======== Supplied data
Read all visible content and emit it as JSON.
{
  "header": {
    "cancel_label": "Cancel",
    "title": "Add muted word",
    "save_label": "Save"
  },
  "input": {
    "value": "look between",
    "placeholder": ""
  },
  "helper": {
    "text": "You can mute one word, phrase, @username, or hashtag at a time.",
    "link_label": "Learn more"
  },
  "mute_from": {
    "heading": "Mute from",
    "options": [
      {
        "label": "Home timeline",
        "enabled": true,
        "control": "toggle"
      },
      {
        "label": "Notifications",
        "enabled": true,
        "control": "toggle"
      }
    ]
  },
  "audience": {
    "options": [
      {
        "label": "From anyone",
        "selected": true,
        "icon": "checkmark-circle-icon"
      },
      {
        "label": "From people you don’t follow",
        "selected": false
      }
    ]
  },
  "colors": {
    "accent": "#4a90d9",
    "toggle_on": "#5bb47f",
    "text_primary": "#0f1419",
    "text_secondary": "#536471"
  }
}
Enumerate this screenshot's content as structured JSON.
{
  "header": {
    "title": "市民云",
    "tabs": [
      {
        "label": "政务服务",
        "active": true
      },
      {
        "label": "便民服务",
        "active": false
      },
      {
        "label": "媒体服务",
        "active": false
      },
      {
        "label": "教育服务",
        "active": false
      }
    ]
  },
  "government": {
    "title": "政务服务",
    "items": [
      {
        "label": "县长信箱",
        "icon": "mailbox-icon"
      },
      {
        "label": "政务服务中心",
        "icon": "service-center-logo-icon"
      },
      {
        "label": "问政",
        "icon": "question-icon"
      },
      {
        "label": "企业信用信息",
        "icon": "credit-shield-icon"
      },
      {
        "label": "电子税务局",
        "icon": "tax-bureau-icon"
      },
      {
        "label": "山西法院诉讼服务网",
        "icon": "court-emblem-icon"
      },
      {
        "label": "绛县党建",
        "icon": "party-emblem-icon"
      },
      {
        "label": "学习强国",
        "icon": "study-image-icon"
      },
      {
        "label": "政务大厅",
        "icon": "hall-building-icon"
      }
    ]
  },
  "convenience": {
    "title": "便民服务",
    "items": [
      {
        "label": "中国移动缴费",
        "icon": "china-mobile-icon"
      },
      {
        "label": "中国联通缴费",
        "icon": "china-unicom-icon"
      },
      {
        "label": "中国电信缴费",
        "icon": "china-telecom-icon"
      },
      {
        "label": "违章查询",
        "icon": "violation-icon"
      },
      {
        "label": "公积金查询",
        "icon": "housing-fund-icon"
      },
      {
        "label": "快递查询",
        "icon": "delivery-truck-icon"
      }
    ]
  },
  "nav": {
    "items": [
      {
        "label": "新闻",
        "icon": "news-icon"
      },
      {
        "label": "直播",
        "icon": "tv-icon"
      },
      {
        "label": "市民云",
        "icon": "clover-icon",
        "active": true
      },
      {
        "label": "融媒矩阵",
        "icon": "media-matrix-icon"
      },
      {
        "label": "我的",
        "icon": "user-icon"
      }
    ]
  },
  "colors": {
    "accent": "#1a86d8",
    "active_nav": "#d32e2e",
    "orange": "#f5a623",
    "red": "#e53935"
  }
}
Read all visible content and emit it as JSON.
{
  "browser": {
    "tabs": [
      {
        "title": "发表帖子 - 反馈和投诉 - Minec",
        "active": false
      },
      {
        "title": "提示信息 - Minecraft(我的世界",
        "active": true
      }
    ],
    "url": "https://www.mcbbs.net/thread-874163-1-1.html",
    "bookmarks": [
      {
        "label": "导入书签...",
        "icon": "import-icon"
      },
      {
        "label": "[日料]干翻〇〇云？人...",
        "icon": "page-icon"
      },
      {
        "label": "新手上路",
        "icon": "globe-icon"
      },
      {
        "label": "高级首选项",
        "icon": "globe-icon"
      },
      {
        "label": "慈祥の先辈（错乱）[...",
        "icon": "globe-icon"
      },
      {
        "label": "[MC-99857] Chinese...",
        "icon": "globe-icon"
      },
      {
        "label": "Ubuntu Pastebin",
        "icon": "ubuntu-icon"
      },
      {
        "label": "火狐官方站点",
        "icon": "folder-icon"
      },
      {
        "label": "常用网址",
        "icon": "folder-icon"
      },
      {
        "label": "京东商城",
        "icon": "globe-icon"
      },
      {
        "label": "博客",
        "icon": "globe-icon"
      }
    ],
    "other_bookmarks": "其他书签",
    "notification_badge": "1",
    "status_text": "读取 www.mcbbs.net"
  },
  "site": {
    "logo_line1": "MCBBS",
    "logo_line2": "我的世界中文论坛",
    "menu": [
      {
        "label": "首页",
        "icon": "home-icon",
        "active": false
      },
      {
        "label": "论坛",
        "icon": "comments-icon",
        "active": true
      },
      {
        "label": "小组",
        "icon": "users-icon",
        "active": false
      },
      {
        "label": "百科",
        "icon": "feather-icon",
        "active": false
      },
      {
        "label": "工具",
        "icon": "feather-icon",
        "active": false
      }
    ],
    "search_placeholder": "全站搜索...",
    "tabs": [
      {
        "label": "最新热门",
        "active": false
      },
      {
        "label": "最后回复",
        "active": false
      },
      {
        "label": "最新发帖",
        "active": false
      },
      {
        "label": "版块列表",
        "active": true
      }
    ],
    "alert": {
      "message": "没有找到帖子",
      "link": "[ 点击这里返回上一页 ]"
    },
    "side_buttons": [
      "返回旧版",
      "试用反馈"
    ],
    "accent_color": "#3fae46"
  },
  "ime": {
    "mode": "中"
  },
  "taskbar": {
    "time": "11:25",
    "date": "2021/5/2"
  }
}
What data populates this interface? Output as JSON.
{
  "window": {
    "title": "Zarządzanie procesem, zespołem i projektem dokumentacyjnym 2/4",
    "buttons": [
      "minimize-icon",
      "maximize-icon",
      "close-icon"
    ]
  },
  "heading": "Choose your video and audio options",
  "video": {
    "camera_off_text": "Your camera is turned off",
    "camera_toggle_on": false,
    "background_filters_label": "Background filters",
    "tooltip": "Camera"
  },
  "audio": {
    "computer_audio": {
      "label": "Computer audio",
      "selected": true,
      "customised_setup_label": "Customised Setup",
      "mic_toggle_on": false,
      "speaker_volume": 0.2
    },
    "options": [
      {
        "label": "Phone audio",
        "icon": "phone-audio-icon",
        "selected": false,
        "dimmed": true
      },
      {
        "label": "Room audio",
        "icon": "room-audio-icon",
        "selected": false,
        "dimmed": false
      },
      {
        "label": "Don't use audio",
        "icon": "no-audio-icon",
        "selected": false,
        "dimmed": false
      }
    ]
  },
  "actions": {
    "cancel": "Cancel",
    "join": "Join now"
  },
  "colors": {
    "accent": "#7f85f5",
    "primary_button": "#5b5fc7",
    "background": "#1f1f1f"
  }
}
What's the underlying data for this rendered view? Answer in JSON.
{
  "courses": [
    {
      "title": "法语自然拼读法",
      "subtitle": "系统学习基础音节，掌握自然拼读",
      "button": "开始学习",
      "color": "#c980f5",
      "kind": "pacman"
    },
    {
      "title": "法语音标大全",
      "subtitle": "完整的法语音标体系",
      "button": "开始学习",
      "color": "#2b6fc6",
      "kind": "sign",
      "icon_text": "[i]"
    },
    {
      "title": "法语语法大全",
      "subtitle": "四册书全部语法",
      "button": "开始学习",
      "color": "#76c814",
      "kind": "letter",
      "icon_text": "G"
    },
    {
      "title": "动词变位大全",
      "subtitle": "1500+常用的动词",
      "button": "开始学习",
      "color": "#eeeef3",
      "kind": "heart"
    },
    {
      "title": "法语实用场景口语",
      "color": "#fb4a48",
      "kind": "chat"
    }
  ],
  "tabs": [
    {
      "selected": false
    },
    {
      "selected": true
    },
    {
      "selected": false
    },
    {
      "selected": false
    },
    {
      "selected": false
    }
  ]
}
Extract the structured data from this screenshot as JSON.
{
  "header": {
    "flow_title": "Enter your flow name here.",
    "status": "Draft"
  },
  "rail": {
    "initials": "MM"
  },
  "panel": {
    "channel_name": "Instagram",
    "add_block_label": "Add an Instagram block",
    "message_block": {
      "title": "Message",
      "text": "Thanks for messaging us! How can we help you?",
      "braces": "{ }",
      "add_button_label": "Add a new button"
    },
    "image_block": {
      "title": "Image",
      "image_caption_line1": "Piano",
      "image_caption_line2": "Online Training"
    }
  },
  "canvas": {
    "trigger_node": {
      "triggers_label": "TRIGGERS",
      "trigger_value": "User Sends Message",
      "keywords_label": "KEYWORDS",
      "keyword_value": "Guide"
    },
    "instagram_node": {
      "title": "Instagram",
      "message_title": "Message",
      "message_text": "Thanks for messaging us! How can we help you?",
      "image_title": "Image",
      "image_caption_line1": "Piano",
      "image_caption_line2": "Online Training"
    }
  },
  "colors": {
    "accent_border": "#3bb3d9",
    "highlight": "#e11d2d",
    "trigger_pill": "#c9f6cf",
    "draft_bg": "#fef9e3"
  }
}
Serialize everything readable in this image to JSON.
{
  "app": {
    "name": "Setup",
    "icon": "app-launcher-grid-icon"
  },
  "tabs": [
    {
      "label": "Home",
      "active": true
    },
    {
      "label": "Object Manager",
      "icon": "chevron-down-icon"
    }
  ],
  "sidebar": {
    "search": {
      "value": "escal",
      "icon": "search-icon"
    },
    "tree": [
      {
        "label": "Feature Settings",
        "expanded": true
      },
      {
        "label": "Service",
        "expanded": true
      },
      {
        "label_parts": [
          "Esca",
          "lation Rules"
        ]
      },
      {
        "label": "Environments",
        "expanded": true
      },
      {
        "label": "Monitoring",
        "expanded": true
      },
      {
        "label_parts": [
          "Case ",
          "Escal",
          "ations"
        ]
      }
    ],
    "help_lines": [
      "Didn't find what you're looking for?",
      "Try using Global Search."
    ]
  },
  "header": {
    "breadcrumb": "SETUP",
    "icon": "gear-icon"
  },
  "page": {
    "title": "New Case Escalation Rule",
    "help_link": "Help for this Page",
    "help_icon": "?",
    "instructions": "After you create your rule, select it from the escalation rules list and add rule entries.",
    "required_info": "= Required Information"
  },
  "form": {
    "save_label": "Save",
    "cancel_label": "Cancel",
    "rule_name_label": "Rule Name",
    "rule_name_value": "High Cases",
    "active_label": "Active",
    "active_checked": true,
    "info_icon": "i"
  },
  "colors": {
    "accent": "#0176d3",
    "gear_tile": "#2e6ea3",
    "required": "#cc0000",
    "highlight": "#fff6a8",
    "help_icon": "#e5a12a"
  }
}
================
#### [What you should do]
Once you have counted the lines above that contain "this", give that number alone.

#### [Written answer]
6